- Some snacks, including: deep-fried lichen, deep-fried cereal grain porridge
- Cod tartare with watercress on crostini–this may have been my favorite dish
- An uni and cheese spread
- Grilled langoustine with smoked pine
- Shaved horse mussels
- Halibut, cooked perfectly, and served with lovage pesto, which was a very herbal flavor, a little much on its own, but perfect with the fish
- Aged lamb prosciutto
- Diced fulmar and beets, which was by far my least favorite, but instructive to eat. Fulmar is a seabird, similar in appearance to a seagull, and the meat had a consistency like rubbery duck and tasted of seaweed and old fish. I would not willingly eat it again, but it would have been an important protein source to early medieval Faroese, and it’s good to know what their food would have tasted like.
- Dessert No. 1: Sorrel Sorbet and Grass Granita–the grass granita tasted exactly like a meadow of the sweetest grass that has just been mowed
- Dessert No. 2: Dulse and blueberry with dehydrated chocolate for a nice crunch
- And finally they gave us some pizelles, chocolate, and candied Angelica as an anniversary treat
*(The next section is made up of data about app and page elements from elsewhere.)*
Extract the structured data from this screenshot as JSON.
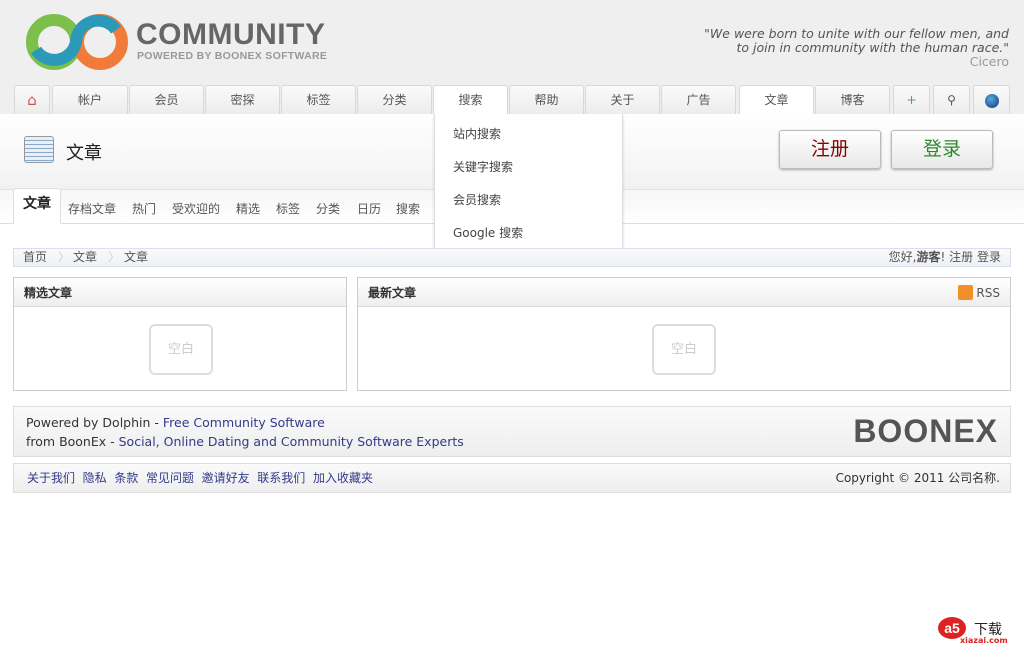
{
  "header": {
    "logo_title": "COMMUNITY",
    "logo_subtitle": "POWERED BY BOONEX SOFTWARE",
    "quote_line1": "\"We were born to unite with our fellow men, and",
    "quote_line2": "to join in community with the human race.\"",
    "quote_author": "Cicero"
  },
  "nav": {
    "tabs": [
      "帐户",
      "会员",
      "密探",
      "标签",
      "分类",
      "搜索",
      "帮助",
      "关于",
      "广告",
      "文章",
      "博客"
    ],
    "active": "文章"
  },
  "dropdown": {
    "items": [
      "站内搜索",
      "关键字搜索",
      "会员搜索",
      "Google 搜索"
    ]
  },
  "page": {
    "title": "文章",
    "register_label": "注册",
    "login_label": "登录"
  },
  "subnav": {
    "active": "文章",
    "items": [
      "存档文章",
      "热门",
      "受欢迎的",
      "精选",
      "标签",
      "分类",
      "日历",
      "搜索"
    ]
  },
  "breadcrumb": {
    "items": [
      "首页",
      "文章",
      "文章"
    ],
    "greeting": "您好,",
    "guest": "游客",
    "excl": "!",
    "register": "注册",
    "login": "登录"
  },
  "boxes": {
    "featured_title": "精选文章",
    "latest_title": "最新文章",
    "rss": "RSS",
    "empty": "空白"
  },
  "footer": {
    "powered": "Powered by Dolphin - ",
    "powered_link": "Free Community Software",
    "from": "from BoonEx - ",
    "from_link": "Social, Online Dating and Community Software Experts",
    "brand": "BOONEX",
    "links": [
      "关于我们",
      "隐私",
      "条款",
      "常见问题",
      "邀请好友",
      "联系我们",
      "加入收藏夹"
    ],
    "copyright": "Copyright © 2011 公司名称."
  },
  "watermark": {
    "text": "下载",
    "site": "xiazai.com"
  }
}
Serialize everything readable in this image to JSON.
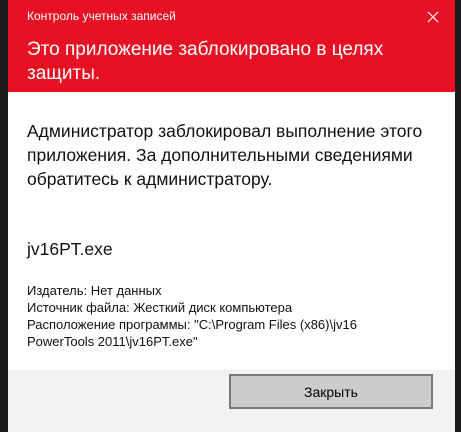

Next:Iceland! I won’t be recapping the Iceland side of the trip in quite as much detail, but will definitely hit the highlights. Coming soon!